Insulating your conservatory is key to keeping it warm throughout the year. Indeed, because of the UK’s somewhat, shall we say, inclement weather, many conservatory owners complain of feeling cold in their conservatories during all but a couple of months of the year. That dream of basking in the bright, warm space all year round rarely meets reality, and this is often down to poor insulation. 

Since conservatories are mostly made up of glass, typically a poor insulator, they lose heat fast. Simply put, glass cannot compare to bricks and mortar in terms of heat retention; the reason why even a warm winter house can still feel cold when you’re in the conservatory. But if your conservatory was made entirely of bricks, well, it would just be another part of the house, and you’d be forfeiting the pleasure of all that light and connection with your garden. 

All that spiel is a roundabout way of us emphasising the need for adequate insulation in your conservatory; a must if you want to enjoy it throughout the year. If you’re keen to luxuriate in the warmth of your conservatory even in Winter, then read on; here’s our IDEAL guide to insulating your conservatory roof.


Your roof contributes to the majority of heat loss in a conservatory, which is why those who want to insulate their existing conservatory tend to start by replacing the roof. 

Generally speaking a glass roof allows a considerable amount of warm air to escape. What’s more, standard UPVC external roofs don’t generally provide adequate insulation, either. 

Instead, introducing an additional layer of UPVC panelling to your conservatory roof internally should provide the desired insulation and increased thermal efficiency you’re after. Internal panels are a popular choice; made from lightweight UPVC material, these can help you achieve the kind of insulation that you want for your conservatory.

Panels can keep heat in and noise out more efficiently than traditional polycarbonate panels, and will also reduce glare in the room, helping to keep the temperature inside your conservatory at a pleasant level so that you can relax and enjoy the room to its full potential when you are inside it.  


During the summer, conservatories can get warm to the extent that they become unbearable. Installing thermal blinds and ceiling drapes can help insulate your conservatory during the summer, and also provide a little insulation during winter; wonderful news! It is worth noting that this insulation is far less effective when compared to the panels discussed earlier. 

If you do want to install blinds and ceiling drapes in your conservatory, bear in mind that it’s a fine balancing act; excessive use of blinds and ceiling drapes can make the conservatory feel claustrophobic and even, whisper it, dingy. That is the complete opposite of what you were wanting from your conservatory, right?

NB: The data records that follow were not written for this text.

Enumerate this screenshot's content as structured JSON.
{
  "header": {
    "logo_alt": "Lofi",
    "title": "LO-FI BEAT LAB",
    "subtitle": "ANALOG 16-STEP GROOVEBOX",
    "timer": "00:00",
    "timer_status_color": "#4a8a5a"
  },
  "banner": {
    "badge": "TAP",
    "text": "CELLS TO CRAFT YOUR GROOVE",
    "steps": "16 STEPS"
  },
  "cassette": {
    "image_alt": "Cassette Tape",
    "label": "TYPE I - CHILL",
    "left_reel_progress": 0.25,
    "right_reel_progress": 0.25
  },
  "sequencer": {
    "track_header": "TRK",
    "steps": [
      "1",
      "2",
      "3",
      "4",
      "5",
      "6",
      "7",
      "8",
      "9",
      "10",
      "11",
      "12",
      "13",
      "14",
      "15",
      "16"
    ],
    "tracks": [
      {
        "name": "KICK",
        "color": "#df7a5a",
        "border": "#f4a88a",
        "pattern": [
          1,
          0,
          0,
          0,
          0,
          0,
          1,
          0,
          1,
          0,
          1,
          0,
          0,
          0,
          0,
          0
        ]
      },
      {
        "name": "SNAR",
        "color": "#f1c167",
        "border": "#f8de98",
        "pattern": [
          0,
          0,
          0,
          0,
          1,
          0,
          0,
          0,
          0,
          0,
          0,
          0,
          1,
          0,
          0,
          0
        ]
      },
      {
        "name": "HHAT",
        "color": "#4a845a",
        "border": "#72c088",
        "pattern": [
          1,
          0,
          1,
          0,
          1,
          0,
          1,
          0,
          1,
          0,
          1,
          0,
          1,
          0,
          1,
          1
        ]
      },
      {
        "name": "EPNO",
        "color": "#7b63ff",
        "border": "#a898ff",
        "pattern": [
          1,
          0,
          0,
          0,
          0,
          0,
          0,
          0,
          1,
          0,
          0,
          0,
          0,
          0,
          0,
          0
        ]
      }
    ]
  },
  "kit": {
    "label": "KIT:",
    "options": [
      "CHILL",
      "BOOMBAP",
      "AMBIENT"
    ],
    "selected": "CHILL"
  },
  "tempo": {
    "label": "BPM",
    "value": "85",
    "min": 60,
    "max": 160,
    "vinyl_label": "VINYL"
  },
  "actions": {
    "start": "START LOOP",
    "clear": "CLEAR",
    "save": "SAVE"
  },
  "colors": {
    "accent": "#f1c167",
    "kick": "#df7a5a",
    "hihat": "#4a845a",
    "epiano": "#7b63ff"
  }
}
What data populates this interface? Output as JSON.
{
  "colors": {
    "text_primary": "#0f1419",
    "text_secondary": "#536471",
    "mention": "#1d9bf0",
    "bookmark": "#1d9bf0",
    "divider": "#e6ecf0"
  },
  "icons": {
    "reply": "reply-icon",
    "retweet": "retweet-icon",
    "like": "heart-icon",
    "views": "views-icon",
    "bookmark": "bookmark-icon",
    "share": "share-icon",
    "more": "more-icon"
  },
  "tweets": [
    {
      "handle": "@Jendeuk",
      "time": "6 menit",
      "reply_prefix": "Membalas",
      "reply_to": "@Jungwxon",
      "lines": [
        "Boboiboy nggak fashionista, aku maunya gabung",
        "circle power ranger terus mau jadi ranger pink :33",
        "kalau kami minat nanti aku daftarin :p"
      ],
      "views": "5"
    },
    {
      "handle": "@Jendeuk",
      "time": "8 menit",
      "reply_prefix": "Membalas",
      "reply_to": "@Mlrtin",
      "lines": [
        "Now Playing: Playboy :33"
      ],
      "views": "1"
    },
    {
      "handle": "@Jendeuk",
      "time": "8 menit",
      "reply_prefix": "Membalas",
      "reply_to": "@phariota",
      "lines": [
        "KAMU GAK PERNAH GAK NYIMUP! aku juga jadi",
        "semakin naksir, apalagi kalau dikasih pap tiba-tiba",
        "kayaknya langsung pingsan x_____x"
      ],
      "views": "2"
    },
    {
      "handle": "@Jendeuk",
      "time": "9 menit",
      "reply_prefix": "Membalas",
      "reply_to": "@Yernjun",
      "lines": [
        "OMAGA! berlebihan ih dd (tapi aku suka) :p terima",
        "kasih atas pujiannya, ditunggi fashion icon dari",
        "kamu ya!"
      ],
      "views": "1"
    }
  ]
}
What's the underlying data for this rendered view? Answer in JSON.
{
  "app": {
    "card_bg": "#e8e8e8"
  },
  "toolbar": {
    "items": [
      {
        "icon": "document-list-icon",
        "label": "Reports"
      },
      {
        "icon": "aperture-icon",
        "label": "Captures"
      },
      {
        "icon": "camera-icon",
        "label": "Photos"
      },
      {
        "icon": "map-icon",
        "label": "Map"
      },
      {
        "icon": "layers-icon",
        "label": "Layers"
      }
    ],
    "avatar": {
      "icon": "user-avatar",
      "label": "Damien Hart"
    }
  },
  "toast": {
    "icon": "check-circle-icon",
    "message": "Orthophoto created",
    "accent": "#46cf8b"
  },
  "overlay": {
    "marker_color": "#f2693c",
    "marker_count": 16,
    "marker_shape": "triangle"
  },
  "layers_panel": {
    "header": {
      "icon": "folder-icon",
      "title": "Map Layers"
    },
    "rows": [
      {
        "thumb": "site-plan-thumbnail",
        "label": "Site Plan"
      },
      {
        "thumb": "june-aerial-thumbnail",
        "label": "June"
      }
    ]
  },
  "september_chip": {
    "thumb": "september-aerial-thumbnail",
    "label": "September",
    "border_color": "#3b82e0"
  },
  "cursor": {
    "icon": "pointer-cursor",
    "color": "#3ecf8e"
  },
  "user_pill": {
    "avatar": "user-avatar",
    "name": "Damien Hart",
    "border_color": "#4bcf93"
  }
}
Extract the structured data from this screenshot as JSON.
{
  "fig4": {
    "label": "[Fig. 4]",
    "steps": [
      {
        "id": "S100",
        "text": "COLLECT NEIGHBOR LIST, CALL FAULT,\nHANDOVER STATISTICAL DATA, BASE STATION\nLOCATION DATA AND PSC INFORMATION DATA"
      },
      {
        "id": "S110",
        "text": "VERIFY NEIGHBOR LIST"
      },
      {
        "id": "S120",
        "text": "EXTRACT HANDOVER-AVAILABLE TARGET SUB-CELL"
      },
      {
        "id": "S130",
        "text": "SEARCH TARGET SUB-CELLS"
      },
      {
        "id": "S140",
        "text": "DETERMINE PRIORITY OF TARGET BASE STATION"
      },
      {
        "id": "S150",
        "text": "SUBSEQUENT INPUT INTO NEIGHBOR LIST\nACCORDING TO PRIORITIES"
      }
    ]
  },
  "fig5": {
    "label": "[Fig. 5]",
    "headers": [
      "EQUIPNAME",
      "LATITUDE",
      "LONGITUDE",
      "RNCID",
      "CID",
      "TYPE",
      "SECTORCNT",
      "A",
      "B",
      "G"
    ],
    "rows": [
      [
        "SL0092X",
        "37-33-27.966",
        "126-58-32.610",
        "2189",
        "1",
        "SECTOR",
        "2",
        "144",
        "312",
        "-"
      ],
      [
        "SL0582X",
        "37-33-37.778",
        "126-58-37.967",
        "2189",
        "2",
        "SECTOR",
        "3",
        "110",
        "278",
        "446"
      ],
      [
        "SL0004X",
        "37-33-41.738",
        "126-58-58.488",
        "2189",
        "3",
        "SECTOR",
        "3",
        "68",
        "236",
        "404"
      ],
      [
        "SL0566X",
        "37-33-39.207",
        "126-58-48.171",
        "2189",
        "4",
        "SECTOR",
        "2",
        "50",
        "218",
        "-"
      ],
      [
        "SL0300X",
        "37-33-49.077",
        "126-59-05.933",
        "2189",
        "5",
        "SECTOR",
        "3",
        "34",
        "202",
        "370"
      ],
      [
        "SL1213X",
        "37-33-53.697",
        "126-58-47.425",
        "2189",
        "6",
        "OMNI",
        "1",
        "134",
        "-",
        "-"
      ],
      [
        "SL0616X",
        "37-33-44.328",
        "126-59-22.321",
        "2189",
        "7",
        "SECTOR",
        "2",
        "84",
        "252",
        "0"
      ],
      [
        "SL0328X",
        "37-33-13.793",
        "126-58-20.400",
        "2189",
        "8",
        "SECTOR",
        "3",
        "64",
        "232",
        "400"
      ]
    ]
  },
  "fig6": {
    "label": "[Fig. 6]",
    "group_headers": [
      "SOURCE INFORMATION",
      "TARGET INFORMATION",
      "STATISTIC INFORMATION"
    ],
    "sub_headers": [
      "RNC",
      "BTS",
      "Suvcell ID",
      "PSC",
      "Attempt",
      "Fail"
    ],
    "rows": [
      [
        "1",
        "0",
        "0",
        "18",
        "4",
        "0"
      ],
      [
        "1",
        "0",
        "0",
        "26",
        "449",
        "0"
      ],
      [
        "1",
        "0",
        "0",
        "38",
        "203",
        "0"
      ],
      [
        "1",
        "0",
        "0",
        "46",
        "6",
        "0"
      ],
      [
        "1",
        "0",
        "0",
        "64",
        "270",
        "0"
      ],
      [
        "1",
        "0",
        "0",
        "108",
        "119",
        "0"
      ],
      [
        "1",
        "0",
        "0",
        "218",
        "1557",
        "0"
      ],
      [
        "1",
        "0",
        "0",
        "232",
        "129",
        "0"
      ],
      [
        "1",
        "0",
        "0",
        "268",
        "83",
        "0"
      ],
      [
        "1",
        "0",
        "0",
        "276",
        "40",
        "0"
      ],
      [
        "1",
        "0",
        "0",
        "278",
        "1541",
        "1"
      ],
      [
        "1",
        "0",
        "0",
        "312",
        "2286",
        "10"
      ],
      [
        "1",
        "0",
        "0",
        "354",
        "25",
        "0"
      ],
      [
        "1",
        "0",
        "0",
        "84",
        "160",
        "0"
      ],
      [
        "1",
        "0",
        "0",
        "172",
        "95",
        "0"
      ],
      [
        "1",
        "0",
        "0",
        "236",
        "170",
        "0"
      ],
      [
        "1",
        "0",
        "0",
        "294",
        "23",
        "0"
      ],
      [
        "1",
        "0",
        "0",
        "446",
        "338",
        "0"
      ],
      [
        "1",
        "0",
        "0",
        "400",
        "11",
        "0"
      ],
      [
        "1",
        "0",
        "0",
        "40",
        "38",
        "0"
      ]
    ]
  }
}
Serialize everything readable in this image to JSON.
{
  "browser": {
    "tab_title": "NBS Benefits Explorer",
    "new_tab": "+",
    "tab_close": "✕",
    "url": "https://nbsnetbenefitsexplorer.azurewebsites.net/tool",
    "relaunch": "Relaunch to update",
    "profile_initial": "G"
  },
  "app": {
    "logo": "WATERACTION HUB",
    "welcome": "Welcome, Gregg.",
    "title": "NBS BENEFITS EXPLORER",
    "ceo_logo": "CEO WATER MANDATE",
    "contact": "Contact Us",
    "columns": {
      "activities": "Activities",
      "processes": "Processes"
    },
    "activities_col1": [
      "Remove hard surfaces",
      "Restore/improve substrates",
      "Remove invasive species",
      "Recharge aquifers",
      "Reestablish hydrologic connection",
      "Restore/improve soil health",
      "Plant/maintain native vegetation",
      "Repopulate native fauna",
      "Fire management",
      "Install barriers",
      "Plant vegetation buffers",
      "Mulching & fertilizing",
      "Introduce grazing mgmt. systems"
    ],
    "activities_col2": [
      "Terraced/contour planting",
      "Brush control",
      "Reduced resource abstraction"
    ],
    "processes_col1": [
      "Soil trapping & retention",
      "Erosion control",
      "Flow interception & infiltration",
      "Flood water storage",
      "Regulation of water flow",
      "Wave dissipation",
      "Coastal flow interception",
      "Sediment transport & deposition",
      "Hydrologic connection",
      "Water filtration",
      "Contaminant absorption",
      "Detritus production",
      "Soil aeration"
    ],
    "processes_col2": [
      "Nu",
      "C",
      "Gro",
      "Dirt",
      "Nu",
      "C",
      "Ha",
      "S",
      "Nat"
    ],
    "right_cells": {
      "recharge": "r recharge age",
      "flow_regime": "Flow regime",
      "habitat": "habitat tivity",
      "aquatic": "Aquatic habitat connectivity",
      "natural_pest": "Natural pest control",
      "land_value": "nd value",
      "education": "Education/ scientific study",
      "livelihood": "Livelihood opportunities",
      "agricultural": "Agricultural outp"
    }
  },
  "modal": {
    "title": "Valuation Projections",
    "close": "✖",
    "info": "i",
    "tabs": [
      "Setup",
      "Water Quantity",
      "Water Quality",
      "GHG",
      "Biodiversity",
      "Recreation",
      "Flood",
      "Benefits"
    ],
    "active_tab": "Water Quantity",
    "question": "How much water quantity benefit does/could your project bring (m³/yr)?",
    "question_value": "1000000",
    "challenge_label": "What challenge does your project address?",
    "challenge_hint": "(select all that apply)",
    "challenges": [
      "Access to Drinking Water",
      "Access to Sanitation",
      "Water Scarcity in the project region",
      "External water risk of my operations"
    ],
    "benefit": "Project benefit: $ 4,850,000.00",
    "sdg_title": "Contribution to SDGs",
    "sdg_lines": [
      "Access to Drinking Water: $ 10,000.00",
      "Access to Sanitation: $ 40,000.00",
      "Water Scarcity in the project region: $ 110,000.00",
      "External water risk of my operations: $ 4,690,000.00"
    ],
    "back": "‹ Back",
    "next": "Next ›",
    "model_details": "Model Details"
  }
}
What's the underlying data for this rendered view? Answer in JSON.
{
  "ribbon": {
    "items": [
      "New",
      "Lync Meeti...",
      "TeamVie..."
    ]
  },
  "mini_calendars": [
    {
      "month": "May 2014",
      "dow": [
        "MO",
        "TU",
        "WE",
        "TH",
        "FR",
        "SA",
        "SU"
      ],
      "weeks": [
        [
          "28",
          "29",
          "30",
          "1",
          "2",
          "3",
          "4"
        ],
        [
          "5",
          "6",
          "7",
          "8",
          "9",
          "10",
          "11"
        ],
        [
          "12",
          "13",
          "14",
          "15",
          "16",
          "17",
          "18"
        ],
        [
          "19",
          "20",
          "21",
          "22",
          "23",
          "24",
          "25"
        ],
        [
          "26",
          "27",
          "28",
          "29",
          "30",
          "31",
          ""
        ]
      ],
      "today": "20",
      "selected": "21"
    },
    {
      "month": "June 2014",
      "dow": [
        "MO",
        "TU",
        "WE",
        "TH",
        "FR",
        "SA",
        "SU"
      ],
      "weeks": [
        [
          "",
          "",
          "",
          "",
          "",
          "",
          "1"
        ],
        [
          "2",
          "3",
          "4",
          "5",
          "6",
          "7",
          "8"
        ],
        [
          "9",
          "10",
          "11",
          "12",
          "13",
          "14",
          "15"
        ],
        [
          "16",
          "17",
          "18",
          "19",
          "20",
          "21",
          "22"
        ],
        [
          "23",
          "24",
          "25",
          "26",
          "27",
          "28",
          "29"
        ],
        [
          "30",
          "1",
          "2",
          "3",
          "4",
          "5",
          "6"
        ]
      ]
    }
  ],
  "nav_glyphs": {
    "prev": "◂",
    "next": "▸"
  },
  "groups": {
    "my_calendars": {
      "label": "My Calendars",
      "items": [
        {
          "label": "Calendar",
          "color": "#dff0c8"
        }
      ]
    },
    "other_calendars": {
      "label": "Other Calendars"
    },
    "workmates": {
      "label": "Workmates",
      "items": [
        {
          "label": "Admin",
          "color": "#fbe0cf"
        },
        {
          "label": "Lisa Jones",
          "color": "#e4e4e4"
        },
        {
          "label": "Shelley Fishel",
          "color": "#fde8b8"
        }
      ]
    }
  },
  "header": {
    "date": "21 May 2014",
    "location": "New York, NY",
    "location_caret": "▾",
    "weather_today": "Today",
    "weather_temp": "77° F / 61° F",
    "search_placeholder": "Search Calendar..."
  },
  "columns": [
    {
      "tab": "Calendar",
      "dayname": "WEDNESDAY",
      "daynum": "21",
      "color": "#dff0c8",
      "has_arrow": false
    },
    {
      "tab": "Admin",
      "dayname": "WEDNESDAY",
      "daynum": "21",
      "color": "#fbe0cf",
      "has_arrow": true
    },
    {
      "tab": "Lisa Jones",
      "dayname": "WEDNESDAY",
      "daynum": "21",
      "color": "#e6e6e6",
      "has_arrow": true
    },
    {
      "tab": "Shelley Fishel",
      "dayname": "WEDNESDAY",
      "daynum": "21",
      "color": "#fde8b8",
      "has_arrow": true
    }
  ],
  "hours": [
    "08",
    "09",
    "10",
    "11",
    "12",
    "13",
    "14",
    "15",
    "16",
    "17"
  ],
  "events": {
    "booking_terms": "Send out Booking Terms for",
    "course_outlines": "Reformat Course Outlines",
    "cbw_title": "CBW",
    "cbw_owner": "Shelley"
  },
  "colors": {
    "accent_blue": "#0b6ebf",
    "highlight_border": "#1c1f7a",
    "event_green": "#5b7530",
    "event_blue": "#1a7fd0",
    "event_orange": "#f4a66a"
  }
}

Although thermal blinds and ceiling drapes may be overlooked techniques of insulating a conservatory, they are cost-effective and can help in making your conservatory feel warm and cosy when deployed thoughtfully. 


Another way you can insulate your conservatory is by using solar control film (essentially window tints), which is an affordable and effective method to keeping the heat in. Solar control film is applied to the glass windows in your conservatory and can assist in heat retention here without eliminating that sense of being in your garden and connected to nature.

The solar film blocks UV rays and reduces glare, thus ensuring heat doesn’t build up in your conservatory. This will allow you to experience sunny days inside the room without that uncomfortable, stuffy feeling which sometimes occurs during really hot spells. 

When purchasing a solar control film to use, go for a high-quality version; low-quality solar films will peel off after a few years. Generally speaking, it’s worth bringing in a professional to apply the solar control film; this should only take a day or two.

Alternatively, thermal paint (prioritise a paint which has anti-mould and anti-condensation properties) can provide a level of the insulation you need, though it’s arguably considerably less effective than those layers we mentioned above.


Despite the brightness and all round sense of summer which glass windows in a conservatory brings, it has to be said that they are susceptible to heat loss. This can be caused by the entry of cold air through crevices or the loss of heat through the roof. If you’re keen to enjoy your conservatory all year round, then we hope you found our suggestions useful.

And if you’re looking to get more from your extension, then check out these 4 working from home office ideas, from garden rooms to orangeries and beyond.